Problem description –
When you set down the entries, keep every word exactly as it is but drop the pictures.

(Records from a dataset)
^^^^^^^^

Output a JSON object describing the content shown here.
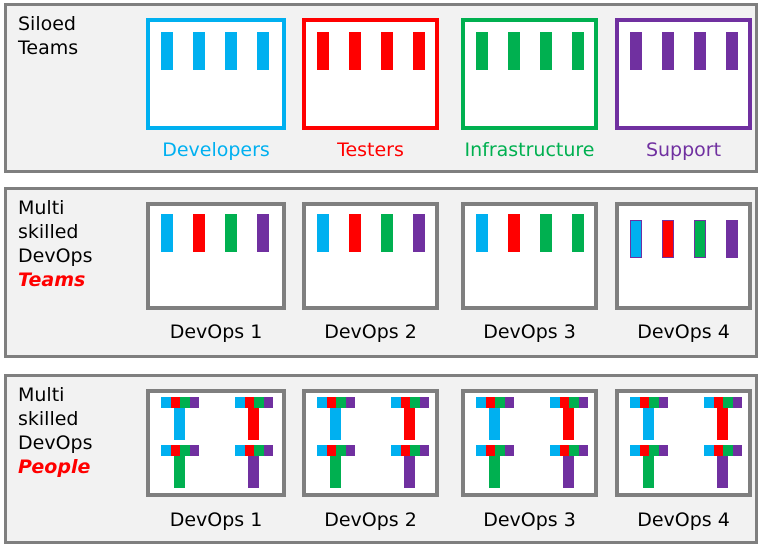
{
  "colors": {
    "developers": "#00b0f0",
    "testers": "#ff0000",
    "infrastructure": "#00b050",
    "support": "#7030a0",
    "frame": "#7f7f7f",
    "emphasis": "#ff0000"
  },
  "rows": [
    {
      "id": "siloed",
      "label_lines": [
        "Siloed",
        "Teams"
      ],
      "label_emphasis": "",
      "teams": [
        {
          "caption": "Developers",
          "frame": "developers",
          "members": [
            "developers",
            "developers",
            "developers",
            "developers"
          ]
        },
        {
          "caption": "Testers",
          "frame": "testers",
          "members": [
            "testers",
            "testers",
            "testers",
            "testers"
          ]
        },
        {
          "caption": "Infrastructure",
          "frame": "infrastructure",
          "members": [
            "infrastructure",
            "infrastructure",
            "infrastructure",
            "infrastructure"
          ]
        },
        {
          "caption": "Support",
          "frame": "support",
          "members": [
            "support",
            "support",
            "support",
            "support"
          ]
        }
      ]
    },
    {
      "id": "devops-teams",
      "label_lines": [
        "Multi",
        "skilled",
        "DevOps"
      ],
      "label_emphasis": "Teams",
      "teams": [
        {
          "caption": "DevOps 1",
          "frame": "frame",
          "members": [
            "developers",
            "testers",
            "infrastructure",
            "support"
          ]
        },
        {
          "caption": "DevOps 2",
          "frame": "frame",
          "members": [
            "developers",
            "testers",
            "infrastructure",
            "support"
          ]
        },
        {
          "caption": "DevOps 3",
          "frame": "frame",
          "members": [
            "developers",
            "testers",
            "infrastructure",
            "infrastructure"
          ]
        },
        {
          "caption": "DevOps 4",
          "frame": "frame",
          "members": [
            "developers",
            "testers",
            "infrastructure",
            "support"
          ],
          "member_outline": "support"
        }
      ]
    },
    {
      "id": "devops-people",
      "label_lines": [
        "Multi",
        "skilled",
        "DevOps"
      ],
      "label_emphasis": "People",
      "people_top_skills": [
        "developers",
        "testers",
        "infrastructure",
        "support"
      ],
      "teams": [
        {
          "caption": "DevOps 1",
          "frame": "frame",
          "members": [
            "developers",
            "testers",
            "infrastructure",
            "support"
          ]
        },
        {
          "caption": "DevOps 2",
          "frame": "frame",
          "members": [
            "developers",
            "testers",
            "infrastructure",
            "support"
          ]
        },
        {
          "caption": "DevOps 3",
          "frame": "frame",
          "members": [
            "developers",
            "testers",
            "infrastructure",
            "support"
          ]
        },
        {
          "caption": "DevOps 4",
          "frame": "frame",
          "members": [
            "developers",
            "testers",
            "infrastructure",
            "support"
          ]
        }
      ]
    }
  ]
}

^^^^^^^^

Solution to this task –
Output a JSON object describing the content shown here.
{
  "colors": {
    "developers": "#00b0f0",
    "testers": "#ff0000",
    "infrastructure": "#00b050",
    "support": "#7030a0",
    "frame": "#7f7f7f",
    "emphasis": "#ff0000"
  },
  "rows": [
    {
      "id": "siloed",
      "label_lines": [
        "Siloed",
        "Teams"
      ],
      "label_emphasis": "",
      "teams": [
        {
          "caption": "Developers",
          "frame": "developers",
          "members": [
            "developers",
            "developers",
            "developers",
            "developers"
          ]
        },
        {
          "caption": "Testers",
          "frame": "testers",
          "members": [
            "testers",
            "testers",
            "testers",
            "testers"
          ]
        },
        {
          "caption": "Infrastructure",
          "frame": "infrastructure",
          "members": [
            "infrastructure",
            "infrastructure",
            "infrastructure",
            "infrastructure"
          ]
        },
        {
          "caption": "Support",
          "frame": "support",
          "members": [
            "support",
            "support",
            "support",
            "support"
          ]
        }
      ]
    },
    {
      "id": "devops-teams",
      "label_lines": [
        "Multi",
        "skilled",
        "DevOps"
      ],
      "label_emphasis": "Teams",
      "teams": [
        {
          "caption": "DevOps 1",
          "frame": "frame",
          "members": [
            "developers",
            "testers",
            "infrastructure",
            "support"
          ]
        },
        {
          "caption": "DevOps 2",
          "frame": "frame",
          "members": [
            "developers",
            "testers",
            "infrastructure",
            "support"
          ]
        },
        {
          "caption": "DevOps 3",
          "frame": "frame",
          "members": [
            "developers",
            "testers",
            "infrastructure",
            "infrastructure"
          ]
        },
        {
          "caption": "DevOps 4",
          "frame": "frame",
          "members": [
            "developers",
            "testers",
            "infrastructure",
            "support"
          ],
          "member_outline": "support"
        }
      ]
    },
    {
      "id": "devops-people",
      "label_lines": [
        "Multi",
        "skilled",
        "DevOps"
      ],
      "label_emphasis": "People",
      "people_top_skills": [
        "developers",
        "testers",
        "infrastructure",
        "support"
      ],
      "teams": [
        {
          "caption": "DevOps 1",
          "frame": "frame",
          "members": [
            "developers",
            "testers",
            "infrastructure",
            "support"
          ]
        },
        {
          "caption": "DevOps 2",
          "frame": "frame",
          "members": [
            "developers",
            "testers",
            "infrastructure",
            "support"
          ]
        },
        {
          "caption": "DevOps 3",
          "frame": "frame",
          "members": [
            "developers",
            "testers",
            "infrastructure",
            "support"
          ]
        },
        {
          "caption": "DevOps 4",
          "frame": "frame",
          "members": [
            "developers",
            "testers",
            "infrastructure",
            "support"
          ]
        }
      ]
    }
  ]
}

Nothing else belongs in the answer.